export controls

Export Controls on Campus A Learning Experience

By: Bruce H. Leeds Senior Counsel, Braumiller Law Group

Colleges and universities – Ivy covered buildings with students and faculty engaged in academic pursuits.

Colleges and universities – Hotbeds of export control concerns. What??

The halls of academia have increasingly become involved with export control issues. There are several ways that universities are potentially affected by export controls, including:

Having non-U.S. faculty and students
Receiving research contracts from the U.S. Government
Holding conferences and seminars
Conducting research involving controlled technologies
Let’s look at some examples of potential risk areas on campus:

A university hires a German professor on a part-time visiting scholar basis. The professor participates with other faculty members and students on a high-tech research project.
The university receives a contract from the Department of Defense for a project involving military applications of certain lasers
A university holds a conference on emerging satellite technology and invites scientists, engineers, and professors from other universities and countries to attend.
Universities now have students from all over the world. The students may study a variety of subjects, among them science, engineering, physics, and computer science. In doing so the students will not only be reading textbooks and listening to professors, but also carrying out assignments involving research and collaborating with faculty and other students in research projects.

There are several regulatory definitions that may apply to these university activities:

Technical data: Information which is required for the design, development, production, manufacture, assembly, operation, repair, testing, maintenance or modification of defense articles. This includes information in the form of blueprints, drawings, photographs, plans, instructions, or documentation.

Foreign person: Any natural person who is not a U.S. person. A U.S. person is a U.S. citizen, permanent resident alien (“green card” holder), or a protected person (certain individuals seeking asylum); everyone else is a foreign person.

Deemed export: Releasing or otherwise transferring technical data to a foreign person in the United States. Any release in the United States of technical data to a foreign person is deemed to be an export to all countries in which the foreign person has held or holds citizenship or holds permanent residency.

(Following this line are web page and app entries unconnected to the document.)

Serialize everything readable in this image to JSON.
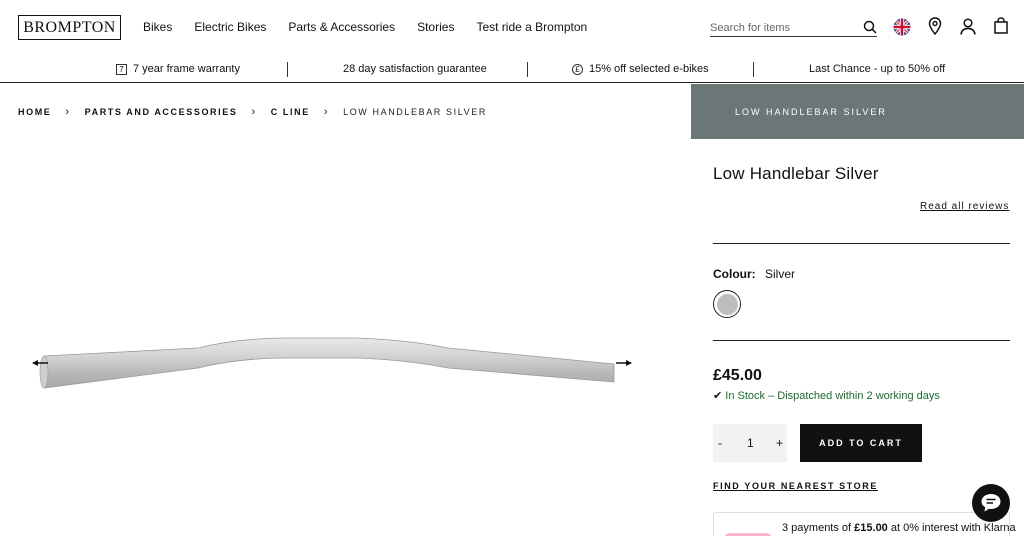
{
  "header": {
    "logo": "BROMPTON",
    "nav": [
      "Bikes",
      "Electric Bikes",
      "Parts & Accessories",
      "Stories",
      "Test ride a Brompton"
    ],
    "search_placeholder": "Search for items",
    "icons": [
      "search-icon",
      "uk-flag-icon",
      "location-pin-icon",
      "account-icon",
      "shopping-bag-icon"
    ]
  },
  "usp": {
    "items": [
      {
        "badge": "7",
        "text": "7 year frame warranty"
      },
      {
        "badge": "",
        "text": "28 day satisfaction guarantee"
      },
      {
        "badge": "£",
        "text": "15% off selected e-bikes"
      },
      {
        "badge": "",
        "text": "Last Chance - up to 50% off"
      }
    ]
  },
  "breadcrumb": [
    "Home",
    "Parts and Accessories",
    "C Line",
    "Low Handlebar Silver"
  ],
  "panel": {
    "header": "LOW HANDLEBAR SILVER",
    "title": "Low Handlebar Silver",
    "reviews_link": "Read all reviews",
    "colour_label": "Colour:",
    "colour_value": "Silver",
    "price": "£45.00",
    "stock": "In Stock – Dispatched within 2 working days",
    "qty_minus": "-",
    "qty_value": "1",
    "qty_plus": "+",
    "add_to_cart": "ADD TO CART",
    "find_store": "FIND YOUR NEAREST STORE",
    "klarna_prefix": "3 payments of ",
    "klarna_amount": "£15.00",
    "klarna_suffix": " at 0% interest with Klarna"
  },
  "colors": {
    "panel_header_bg": "#6a7776",
    "stock_green": "#1b6b2e",
    "klarna_pink": "#ffb3c7",
    "handlebar_silver": "#c9c9c9"
  }
}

These definitions are from the International Traffic in Arms Regulations (ITAR), but the Export Administration Regulations have very similar definitions.

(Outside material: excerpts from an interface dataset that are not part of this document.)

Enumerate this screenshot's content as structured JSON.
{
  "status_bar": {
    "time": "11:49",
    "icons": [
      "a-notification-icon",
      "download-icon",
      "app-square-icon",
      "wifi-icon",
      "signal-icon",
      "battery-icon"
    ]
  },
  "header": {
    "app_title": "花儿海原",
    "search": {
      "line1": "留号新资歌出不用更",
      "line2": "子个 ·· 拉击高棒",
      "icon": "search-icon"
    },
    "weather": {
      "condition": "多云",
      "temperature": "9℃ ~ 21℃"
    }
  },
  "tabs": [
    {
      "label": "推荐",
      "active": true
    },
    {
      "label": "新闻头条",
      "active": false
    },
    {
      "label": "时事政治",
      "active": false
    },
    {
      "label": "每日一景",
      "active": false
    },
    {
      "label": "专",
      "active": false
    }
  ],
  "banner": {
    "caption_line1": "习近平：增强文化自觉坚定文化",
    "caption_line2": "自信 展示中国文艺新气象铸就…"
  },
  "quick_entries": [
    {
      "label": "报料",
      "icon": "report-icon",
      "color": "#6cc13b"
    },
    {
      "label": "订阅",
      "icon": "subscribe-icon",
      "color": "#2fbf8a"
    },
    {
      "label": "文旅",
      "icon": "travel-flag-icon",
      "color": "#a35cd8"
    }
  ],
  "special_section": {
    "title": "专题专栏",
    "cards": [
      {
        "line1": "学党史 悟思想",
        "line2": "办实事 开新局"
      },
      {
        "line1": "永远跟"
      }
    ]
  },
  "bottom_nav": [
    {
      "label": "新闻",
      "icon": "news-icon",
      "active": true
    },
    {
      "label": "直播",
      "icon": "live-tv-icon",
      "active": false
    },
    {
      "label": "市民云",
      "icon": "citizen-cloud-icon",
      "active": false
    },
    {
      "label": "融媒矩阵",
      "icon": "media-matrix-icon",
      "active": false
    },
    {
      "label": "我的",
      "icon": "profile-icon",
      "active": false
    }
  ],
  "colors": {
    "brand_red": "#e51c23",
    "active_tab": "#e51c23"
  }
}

A non-U.S. student or faculty member not having a green card is a foreign person. If he or she is exposed to controlled technical data at the university it is a deemed export. A similar set of rules would apply to a non-U.S. attendee at a conference where controlled technical data is presented. A violation of these rules can lead to export penalties.

A well-known example of this involved Professor John Reese Roth of the University of Tennessee. Professor Roth was assigned to a U.S. Air Force contract awarded to the university. The contract involved ITAR controlled technical data. Despite being warned, Professor Roth involved Chinese and Iranian students in the project. He was subsequently charged with violating the ITAR and received a four-year prison sentence. This case goes to show that the U.S. Government takes this seriously.

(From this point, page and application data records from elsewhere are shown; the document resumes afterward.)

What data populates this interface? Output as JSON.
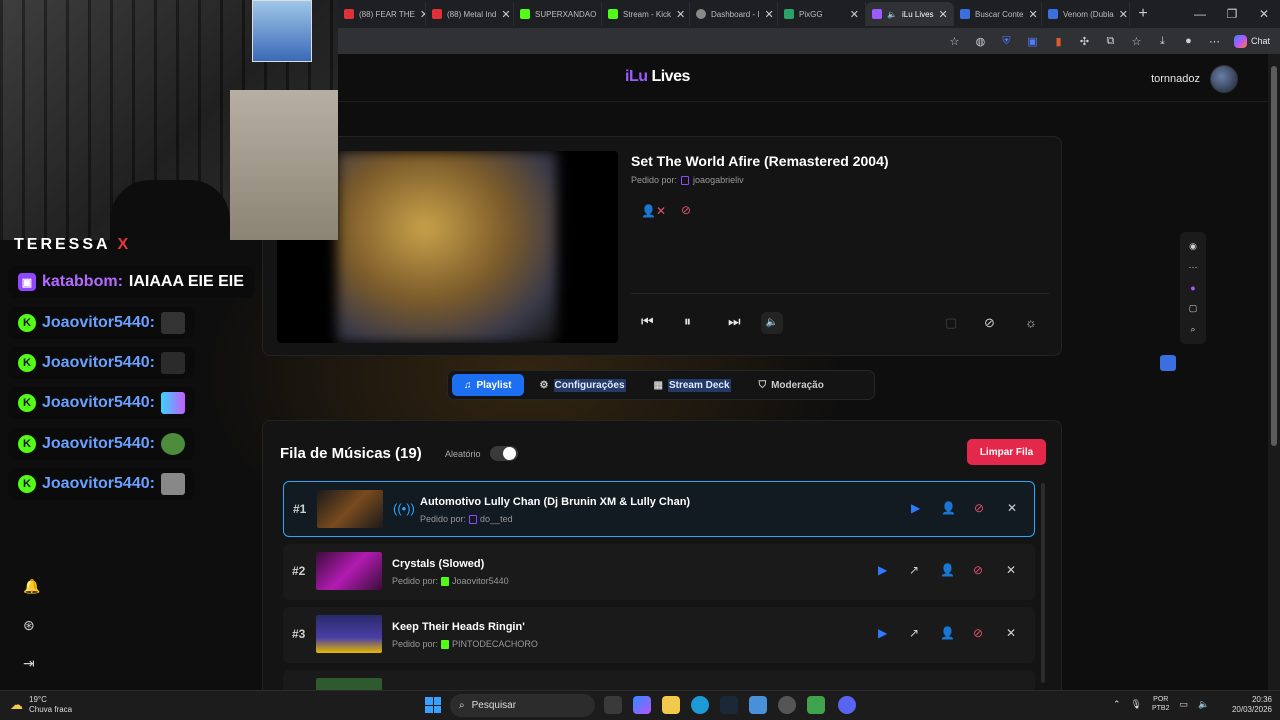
{
  "browser": {
    "tabs": [
      {
        "label": "(88) FEAR THE",
        "color": "#e0303a"
      },
      {
        "label": "(88) Metal Ind",
        "color": "#e0303a"
      },
      {
        "label": "SUPERXANDAO",
        "color": "#53fc18"
      },
      {
        "label": "Stream - Kick",
        "color": "#53fc18"
      },
      {
        "label": "Dashboard - I",
        "color": "#888888"
      },
      {
        "label": "PixGG",
        "color": "#2aa36b"
      },
      {
        "label": "iLu Lives",
        "color": "#9b5cff",
        "active": true
      },
      {
        "label": "Buscar Conte",
        "color": "#3b6fe0"
      },
      {
        "label": "Venom (Dubla",
        "color": "#3b6fe0"
      }
    ],
    "chat_label": "Chat"
  },
  "header": {
    "logo_part1": "iLu",
    "logo_part2": " Lives",
    "username": "tornnadoz"
  },
  "player": {
    "song_title": "Set The World Afire (Remastered 2004)",
    "requested_by_label": "Pedido por:",
    "requester": "joaogabrieliv"
  },
  "tabs": {
    "playlist": "Playlist",
    "settings": "Configurações",
    "stream_deck": "Stream Deck",
    "moderation": "Moderação"
  },
  "queue": {
    "title": "Fila de Músicas (19)",
    "shuffle_label": "Aleatório",
    "shuffle_on": false,
    "clear_label": "Limpar Fila",
    "items": [
      {
        "pos": "#1",
        "title": "Automotivo Lully Chan (Dj Brunin XM & Lully Chan)",
        "requester": "do__ted",
        "platform": "twitch",
        "playing": true
      },
      {
        "pos": "#2",
        "title": "Crystals (Slowed)",
        "requester": "Joaovitor5440",
        "platform": "kick",
        "playing": false
      },
      {
        "pos": "#3",
        "title": "Keep Their Heads Ringin'",
        "requester": "PINTODECACHORO",
        "platform": "kick",
        "playing": false
      }
    ]
  },
  "overlay": {
    "cam_label": "TERESSA",
    "cam_label_x": "X",
    "chat": [
      {
        "platform": "twitch",
        "user": "katabbom:",
        "message": "IAIAAA EIE EIE"
      },
      {
        "platform": "kick",
        "user": "Joaovitor5440:",
        "message": ""
      },
      {
        "platform": "kick",
        "user": "Joaovitor5440:",
        "message": ""
      },
      {
        "platform": "kick",
        "user": "Joaovitor5440:",
        "message": ""
      },
      {
        "platform": "kick",
        "user": "Joaovitor5440:",
        "message": ""
      },
      {
        "platform": "kick",
        "user": "Joaovitor5440:",
        "message": ""
      }
    ]
  },
  "taskbar": {
    "temp": "19°C",
    "weather": "Chuva fraca",
    "search_placeholder": "Pesquisar",
    "lang_top": "POR",
    "lang_bottom": "PTB2",
    "time": "20:36",
    "date": "20/03/2026"
  }
}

Many universities state that they are only involved in fundamental research. Here is what the Bureau of Industry & Security says about fundamental research:

“Fundamental research” means research in science, engineering, or mathematics, the results of which ordinarily are published and shared broadly within the research community, and for which the researchers have not accepted restrictions for proprietary or national security reasons. It is distinguished from proprietary research and from industrial development, design, production, and product utilizations, the results of which ordinarily are restricted for proprietary and/or specific national security reasons. Normally, the results of “fundamental research” are published in scientific literature, thus making it publicly available. Research which is intended for publication, whether it is ever accepted by scientific journals or not, is considered to be “fundamental research.” A large segment of academic research is considered “fundamental research.” Because any information, technological or otherwise, that is published is not subject to the Export Administration Regulations (EAR) (except for encryption object code and source code) and thus does not require a license, “fundamental research” is not subject to the EAR and does not require a license.

In order to be fundamental research and exempt from export controls and licenses, the research must:

Be published and shared broadly in the research community
Not subject to restrictions for proprietary or national security reasons
Intended for publication in scientific journals
Anything claimed to be fundamental research must meet these criteria. Research on a specific technology that is proprietary and export-controlled cannot be fundamental research. Research into export-controlled technology and involving foreign persons or institutions will require an export license in advance.

What about technical and scientific conferences and seminars? Unless attendance is restricted to U.S. persons only, the assumption is that there will be non-U.S. persons in the audience. If the speakers present any export-controlled technical data, it is considered “exported” to the home countries of the non-U.S. persons in the audience.

In view of all this many universities have established export control functions that can monitor projects and presentations, apply for licenses where required, or restrict research and sharing where necessary.

Bottom line – if you are dealing with a university involving any sort of technical information be sure to study up on the export regulations.